“What do you want to see? 100 of 10 overs (laughs). In the one-dayers, I will still come out the way I normally do. There is probably going to be no change to that and to answer why I played the way I did towards the back-end of the IPL was more about the way we had to play that way on those wickets,” Warner said while answering a question from IANS if he would continue playing aggressively like he did in the latter part of the IPL.
“We couldn’t just build and we had to take on the bowlers in the first six overs with the new ball. Here in Australia, it is a bit different and with 50 overs, you play the normal way you do. (But) I showed that last year when we played against Pakistan and Sri Lanka (in the T20I series), I played pretty much the same way, as I did at the back-end of the IPL,” he added.
The 34-year-old has, over the past couple of years, changed his game. From a batsman, who would attack from the first ball, he is now making a conscious effort to build innings.
An example of that was the 84-ball 56 he made against India at The Oval at last year’s World Cup in England, an innings which came at a strike rate of just over 66. His slow approach got criticised as Aussies fell short of the target by 36 runs. His last half-century in ODIs, scored against New Zealand earlier this year, also came at a strike rate of 76.
Since he came back to international cricket in mid 2019 following the one-year suspension for his involvement in Sandpaper Gate controversy, he has had a strike rate of 76 and an average 67 in Australia, where he plays the next three ODIs against India.
In the one-year period before he was banned, the left-handed batter had a strike rate of 94.8 in Australia but his average was abysmally low at 14.6, indicating that the aggressive style wasn’t paying off on Australian wickets.
That is probably why he says that Australian wickets demand different style of cricket.
On Indian surfaces, however, he could afford to score at a strike rate of over 100 in ODIs – a 112-ball 128 this year against India was an example.
Apart from that, he attributes the change in batting style to his age.
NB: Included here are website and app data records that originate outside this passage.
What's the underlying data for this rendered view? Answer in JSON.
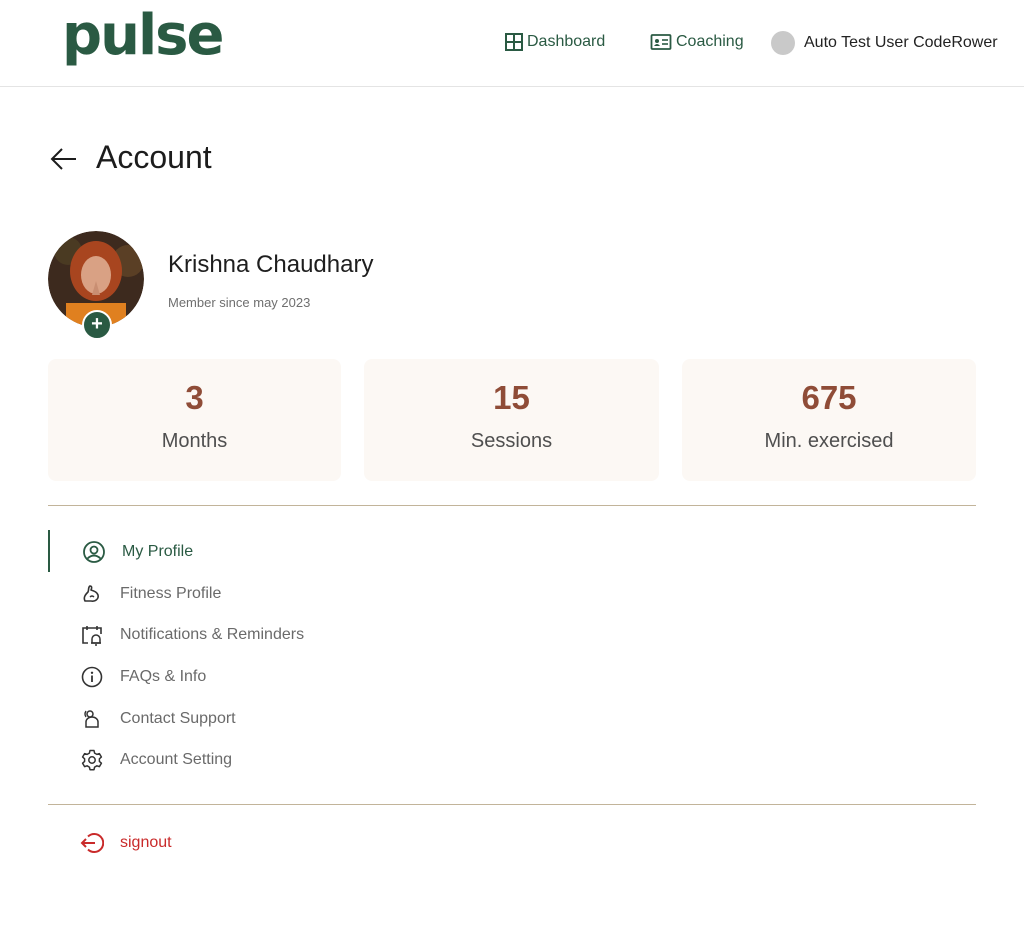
{
  "header": {
    "logo": "pulse",
    "nav": {
      "dashboard": "Dashboard",
      "coaching": "Coaching"
    },
    "user_name": "Auto Test User CodeRower"
  },
  "page": {
    "title": "Account"
  },
  "profile": {
    "name": "Krishna Chaudhary",
    "member_since": "Member since may 2023",
    "add_photo_symbol": "+"
  },
  "stats": [
    {
      "value": "3",
      "label": "Months"
    },
    {
      "value": "15",
      "label": "Sessions"
    },
    {
      "value": "675",
      "label": "Min. exercised"
    }
  ],
  "menu": [
    {
      "label": "My Profile",
      "icon": "user-circle-icon",
      "active": true
    },
    {
      "label": "Fitness Profile",
      "icon": "flex-arm-icon",
      "active": false
    },
    {
      "label": "Notifications & Reminders",
      "icon": "calendar-bell-icon",
      "active": false
    },
    {
      "label": "FAQs & Info",
      "icon": "info-icon",
      "active": false
    },
    {
      "label": "Contact Support",
      "icon": "support-icon",
      "active": false
    },
    {
      "label": "Account Setting",
      "icon": "gear-icon",
      "active": false
    }
  ],
  "signout": {
    "label": "signout",
    "icon": "signout-icon"
  },
  "colors": {
    "brand_green": "#2a5a43",
    "stat_value": "#8f4c37",
    "stat_bg": "#fcf8f4",
    "divider": "#c2b49a",
    "signout_red": "#c92a2a"
  }
}
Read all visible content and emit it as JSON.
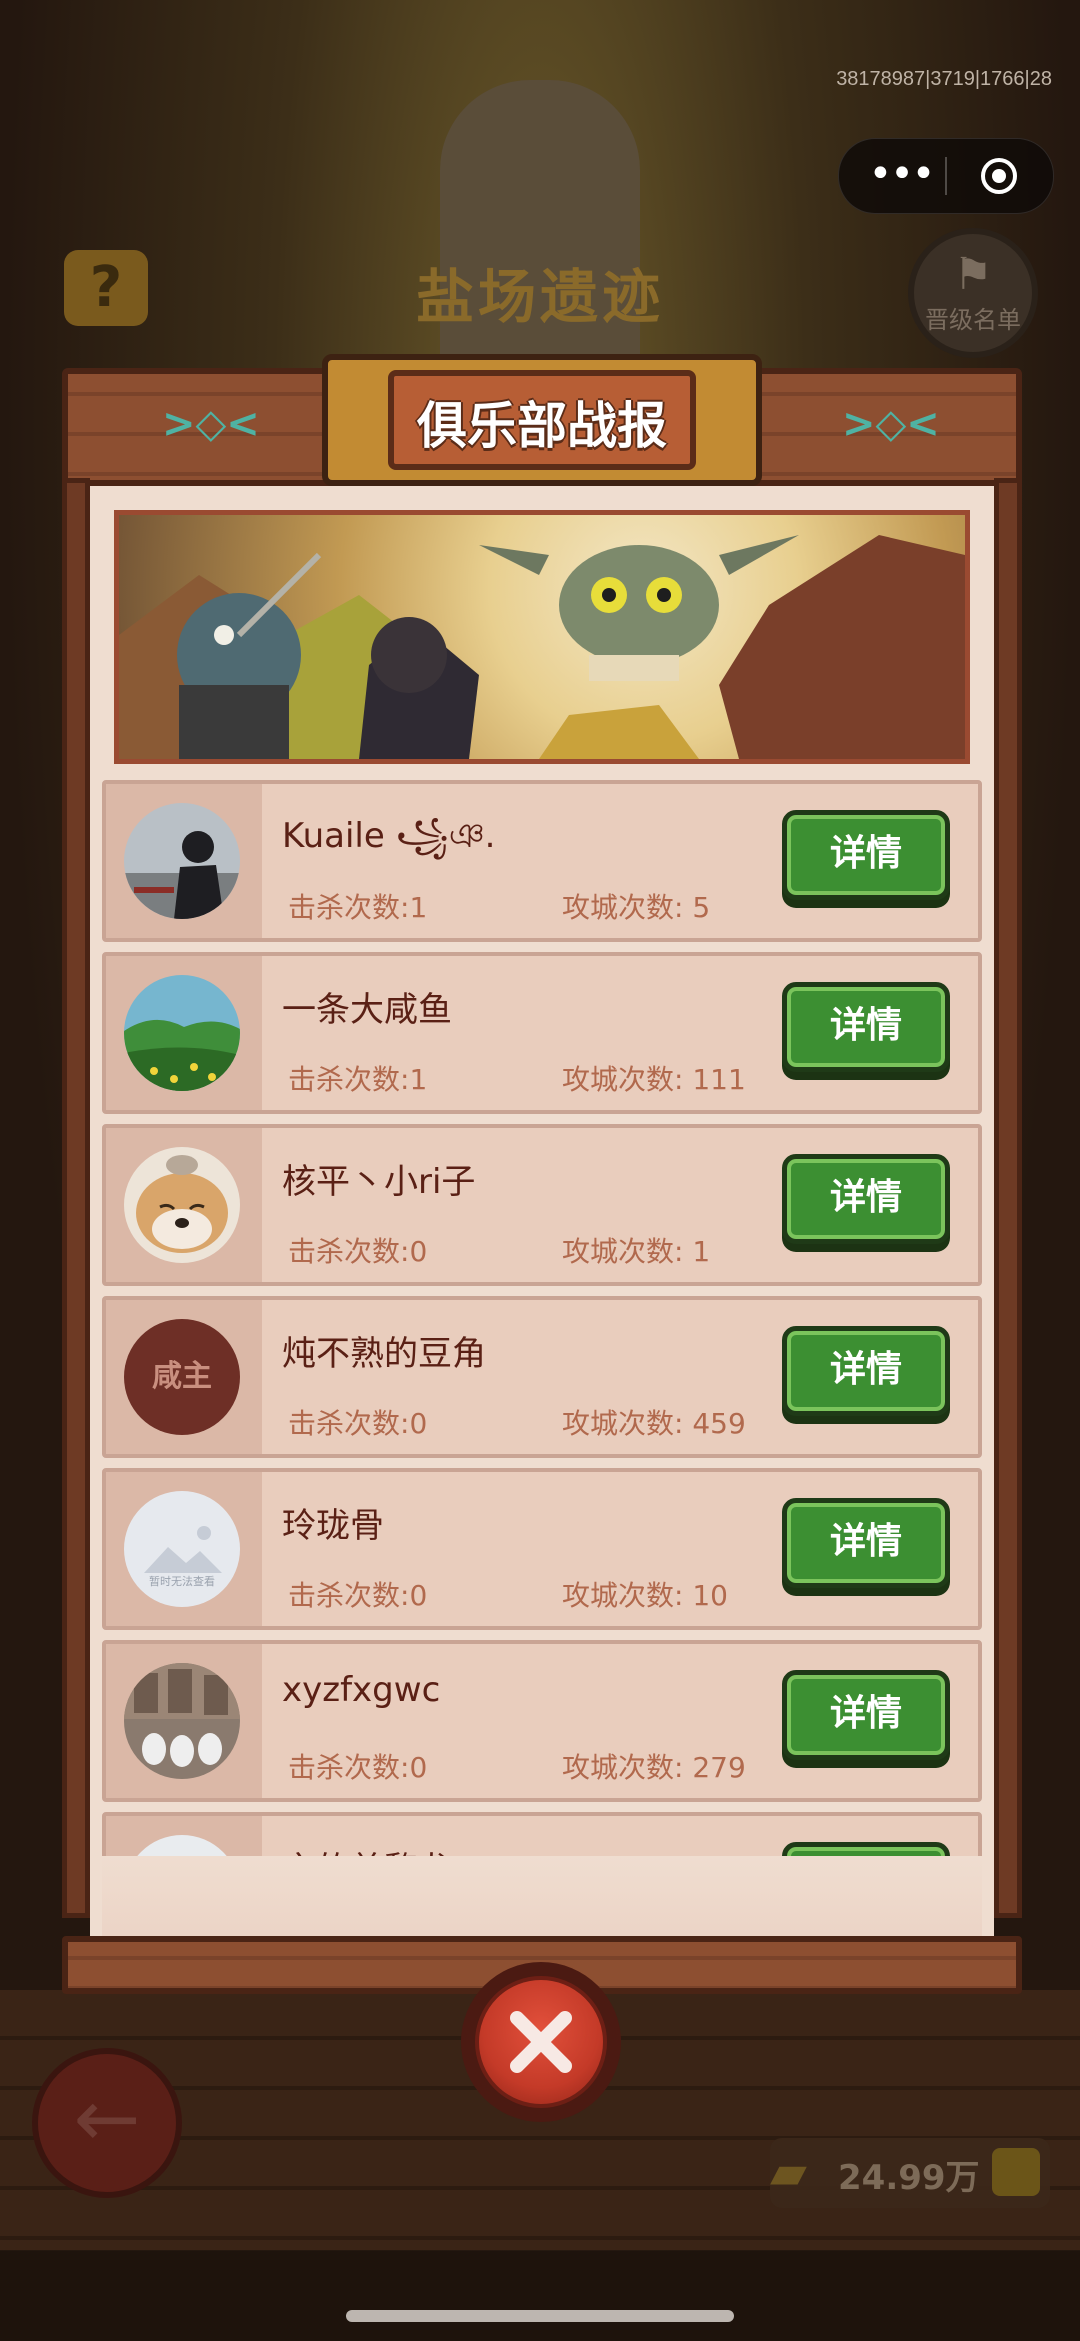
{
  "status": {
    "debug_text": "38178987|3719|1766|28"
  },
  "background": {
    "title": "盐场遗迹",
    "help_label": "?",
    "rank_label": "晋级名单",
    "coins": "24.99万"
  },
  "capsule": {
    "more_icon": "more-dots-icon",
    "close_icon": "target-close-icon"
  },
  "modal": {
    "title": "俱乐部战报",
    "detail_label": "详情",
    "kill_prefix": "击杀次数:",
    "siege_prefix": "攻城次数:"
  },
  "rows": [
    {
      "name": "Kuaile ꧁ঞ.",
      "kills": "1",
      "sieges": "5"
    },
    {
      "name": "一条大咸鱼",
      "kills": "1",
      "sieges": "111"
    },
    {
      "name": "核平丶小ri子",
      "kills": "0",
      "sieges": "1"
    },
    {
      "name": "炖不熟的豆角",
      "kills": "0",
      "sieges": "459",
      "avatar_text": "咸主"
    },
    {
      "name": "玲珑骨",
      "kills": "0",
      "sieges": "10",
      "avatar_text": "暂时无法查看"
    },
    {
      "name": "xyzfxgwc",
      "kills": "0",
      "sieges": "279"
    },
    {
      "name": "言的美黎龙",
      "kills": "",
      "sieges": ""
    }
  ],
  "colors": {
    "button_green": "#3c8f32",
    "panel_bg": "#efddd0",
    "row_bg": "#e9cdbd",
    "name_text": "#5a2015",
    "stat_text": "#b1694d",
    "close_red": "#c43a28"
  }
}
“It has not been a conscious effort (to be watchful). I have just recently turned 34, so my days are numbered — when you are in 30s. From my side, it is always about getting a good start and taking calculated risks in that sort of middle period in 50-over game. For me, it is about making sure that I am batting as much as I can at a good strike rate as well. Last year was probably the most disciplined I batted at Test match level. I faced a lot of balls in the game, gave myself a lot of time. I really took pride in the last 12-24 months for apply that discipline,” he added.
His career strike rate in Tests too has gone down since February 2017 (starting from the tour of India). He has a strike rate of 60.69 in the period, over 12 runs below his career strike rate of 72.85. In Australia, his strike rate over the last three years — 10 Test matches — has dipped to under 60 while the overall rate in Australia has been 75.61.
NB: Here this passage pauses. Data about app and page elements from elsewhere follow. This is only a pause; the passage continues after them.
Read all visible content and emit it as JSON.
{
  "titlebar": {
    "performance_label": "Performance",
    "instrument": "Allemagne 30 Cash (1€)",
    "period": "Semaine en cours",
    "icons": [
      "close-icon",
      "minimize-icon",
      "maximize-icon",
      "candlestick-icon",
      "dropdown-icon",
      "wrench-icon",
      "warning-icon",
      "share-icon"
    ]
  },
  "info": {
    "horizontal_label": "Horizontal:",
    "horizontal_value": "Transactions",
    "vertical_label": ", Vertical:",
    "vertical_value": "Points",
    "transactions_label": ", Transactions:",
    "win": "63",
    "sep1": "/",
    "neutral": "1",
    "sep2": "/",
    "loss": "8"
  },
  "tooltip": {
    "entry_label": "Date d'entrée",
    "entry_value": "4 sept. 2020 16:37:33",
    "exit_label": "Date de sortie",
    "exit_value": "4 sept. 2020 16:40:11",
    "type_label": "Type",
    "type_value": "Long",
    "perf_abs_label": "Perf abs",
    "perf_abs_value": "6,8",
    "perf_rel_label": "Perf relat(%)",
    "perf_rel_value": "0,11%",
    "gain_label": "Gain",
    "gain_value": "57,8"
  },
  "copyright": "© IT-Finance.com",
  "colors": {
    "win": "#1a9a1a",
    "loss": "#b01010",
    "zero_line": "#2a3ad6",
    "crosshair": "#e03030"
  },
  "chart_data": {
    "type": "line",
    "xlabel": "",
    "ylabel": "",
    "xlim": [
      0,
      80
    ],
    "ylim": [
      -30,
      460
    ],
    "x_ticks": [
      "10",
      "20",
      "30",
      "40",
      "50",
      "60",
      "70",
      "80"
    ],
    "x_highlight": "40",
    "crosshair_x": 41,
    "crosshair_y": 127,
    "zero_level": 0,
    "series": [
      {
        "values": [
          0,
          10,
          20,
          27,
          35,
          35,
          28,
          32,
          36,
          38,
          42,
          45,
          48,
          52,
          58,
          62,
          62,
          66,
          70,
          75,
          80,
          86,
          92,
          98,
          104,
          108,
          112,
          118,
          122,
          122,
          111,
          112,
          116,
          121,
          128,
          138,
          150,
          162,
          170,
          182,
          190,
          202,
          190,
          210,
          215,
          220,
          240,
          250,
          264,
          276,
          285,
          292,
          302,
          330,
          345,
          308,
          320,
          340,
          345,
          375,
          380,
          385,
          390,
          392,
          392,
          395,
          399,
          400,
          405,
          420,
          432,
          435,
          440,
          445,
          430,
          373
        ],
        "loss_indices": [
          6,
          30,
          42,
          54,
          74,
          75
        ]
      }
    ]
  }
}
“You keep learning as you get older. You are not always going to have that impact. You are always going to think outside the square where things can change. Bowlers find different ways to get you out. You have to be on top of your game to be able to adapt to that.”
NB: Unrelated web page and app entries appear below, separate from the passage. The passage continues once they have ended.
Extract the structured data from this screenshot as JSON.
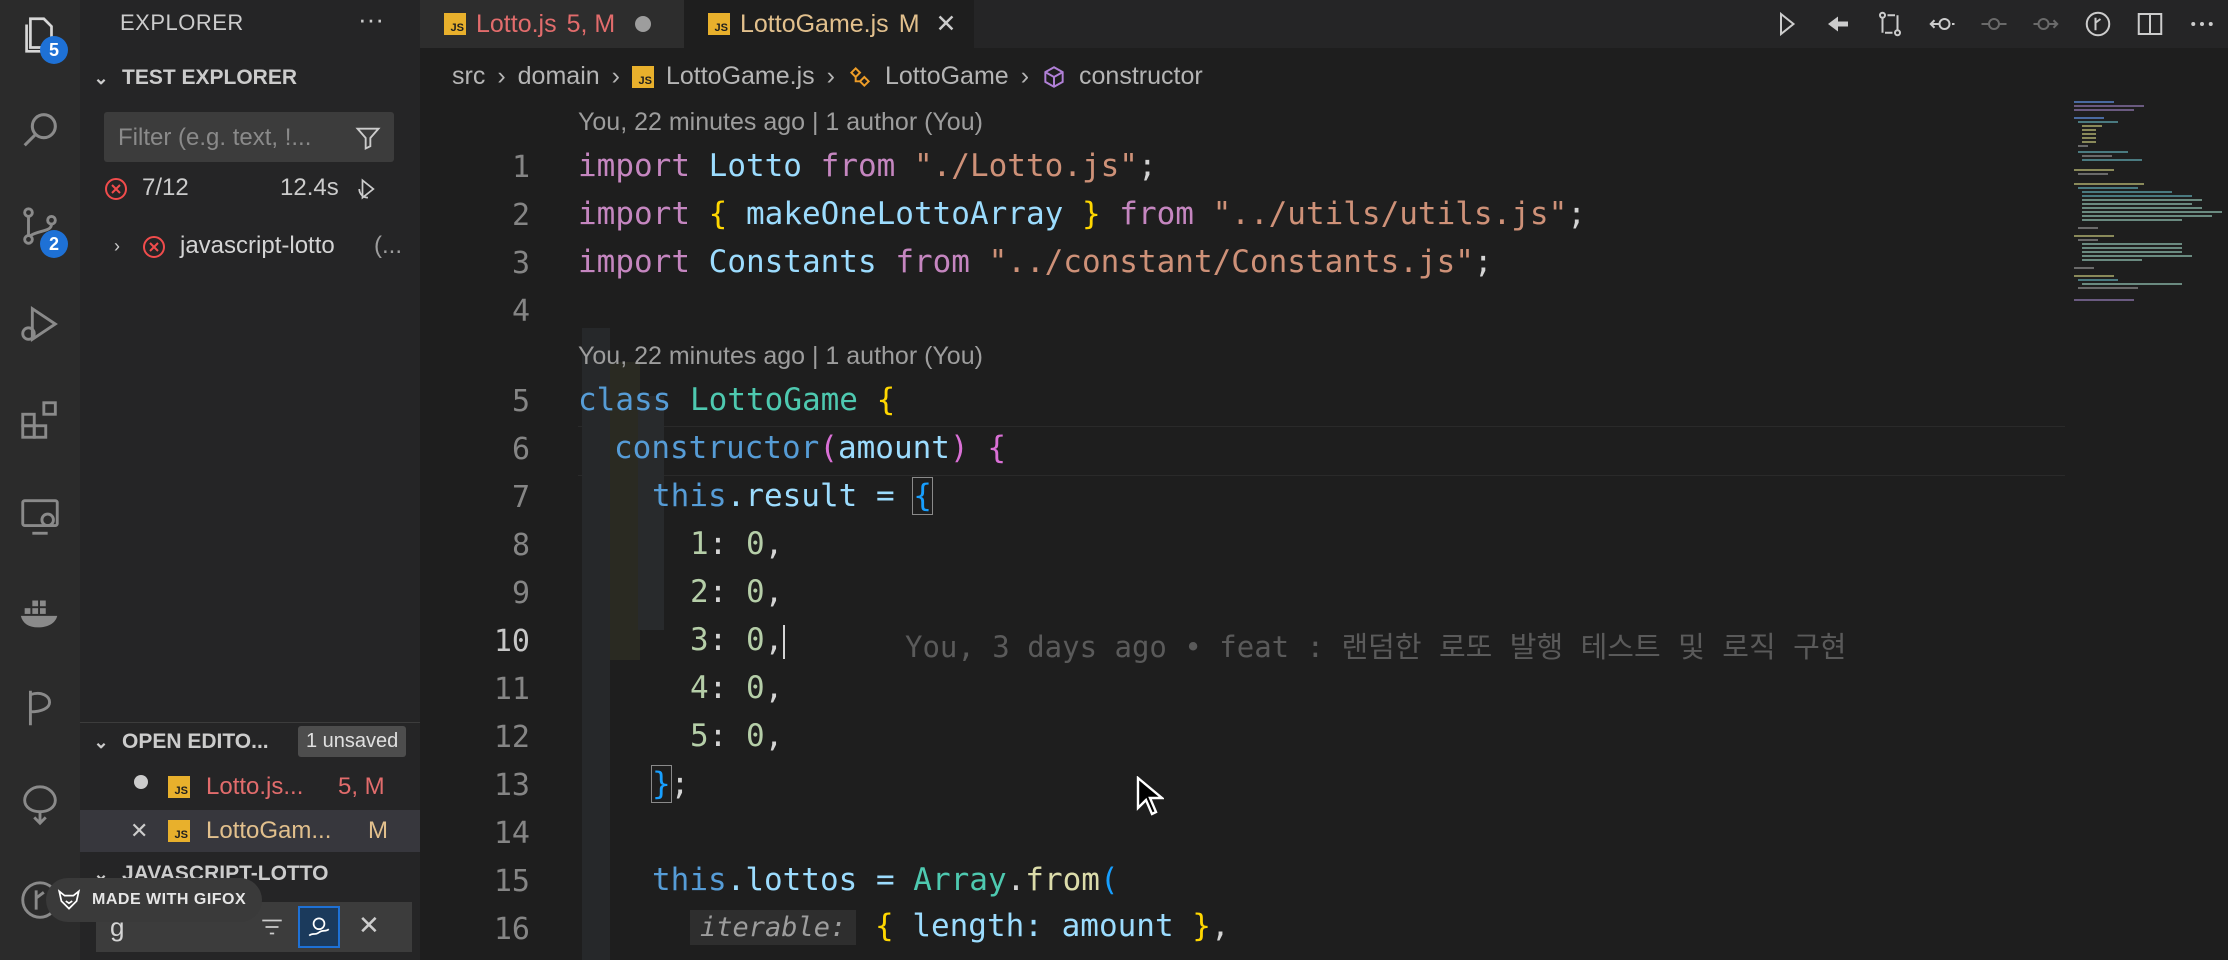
{
  "activity_bar": {
    "explorer_badge": "5",
    "scm_badge": "2"
  },
  "sidebar": {
    "title": "EXPLORER",
    "more": "···",
    "test_explorer": {
      "header": "TEST EXPLORER",
      "filter_placeholder": "Filter (e.g. text, !...",
      "summary_count": "7/12",
      "summary_time": "12.4s",
      "tree_item": "javascript-lotto",
      "tree_item_suffix": "(..."
    },
    "open_editors": {
      "header": "OPEN EDITO...",
      "unsaved_badge": "1 unsaved",
      "items": [
        {
          "name": "Lotto.js...",
          "status": "5, M"
        },
        {
          "name": "LottoGam...",
          "status": "M"
        }
      ]
    },
    "project_header": "JAVASCRIPT-LOTTO",
    "find_value": "g"
  },
  "tabs": [
    {
      "name": "Lotto.js",
      "status": "5, M"
    },
    {
      "name": "LottoGame.js",
      "status": "M"
    }
  ],
  "breadcrumb": {
    "items": [
      "src",
      "domain",
      "LottoGame.js",
      "LottoGame",
      "constructor"
    ]
  },
  "editor": {
    "codelens_1": "You, 22 minutes ago | 1 author (You)",
    "codelens_2": "You, 22 minutes ago | 1 author (You)",
    "line_numbers": [
      "1",
      "2",
      "3",
      "4",
      "5",
      "6",
      "7",
      "8",
      "9",
      "10",
      "11",
      "12",
      "13",
      "14",
      "15",
      "16"
    ],
    "current_line": "10",
    "blame": "You, 3 days ago • feat : 랜덤한 로또 발행 테스트 및 로직 구현",
    "inlay_hint": "iterable:",
    "code": {
      "l1": {
        "a": "import",
        "b": "Lotto",
        "c": "from",
        "d": "\"./Lotto.js\"",
        "e": ";"
      },
      "l2": {
        "a": "import",
        "b": "{",
        "c": "makeOneLottoArray",
        "d": "}",
        "e": "from",
        "f": "\"../utils/utils.js\"",
        "g": ";"
      },
      "l3": {
        "a": "import",
        "b": "Constants",
        "c": "from",
        "d": "\"../constant/Constants.js\"",
        "e": ";"
      },
      "l5": {
        "a": "class",
        "b": "LottoGame",
        "c": "{"
      },
      "l6": {
        "a": "constructor",
        "b": "(",
        "c": "amount",
        "d": ")",
        "e": "{"
      },
      "l7": {
        "a": "this",
        "b": ".result = ",
        "c": "{"
      },
      "l8": {
        "a": "1",
        "b": ": ",
        "c": "0",
        "d": ","
      },
      "l9": {
        "a": "2",
        "b": ": ",
        "c": "0",
        "d": ","
      },
      "l10": {
        "a": "3",
        "b": ": ",
        "c": "0",
        "d": ","
      },
      "l11": {
        "a": "4",
        "b": ": ",
        "c": "0",
        "d": ","
      },
      "l12": {
        "a": "5",
        "b": ": ",
        "c": "0",
        "d": ","
      },
      "l13": {
        "a": "}",
        "b": ";"
      },
      "l15": {
        "a": "this",
        "b": ".lottos = ",
        "c": "Array",
        "d": ".",
        "e": "from",
        "f": "("
      },
      "l16": {
        "a": "{",
        "b": " length: ",
        "c": "amount",
        "d": " ",
        "e": "}",
        "f": ","
      }
    }
  },
  "watermark": "MADE WITH GIFOX",
  "colors": {
    "accent": "#1e71d6",
    "modified": "#e2c08d",
    "error": "#f14c4c",
    "tab_modified_red": "#e26c6c"
  }
}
The opening batsman further said fatherhood too has played a role in bringing patience. “Can relate that to being a father. Being patient. Not get too aggressive, not get too angry when kids aren’t listening. I am getting tested on and off the field, so it is about being calm and relaxed and trying to sum up the situation you are playing in and making sure you are taking the right risk at the right time and the last 12-24 months I have been doing that very well.”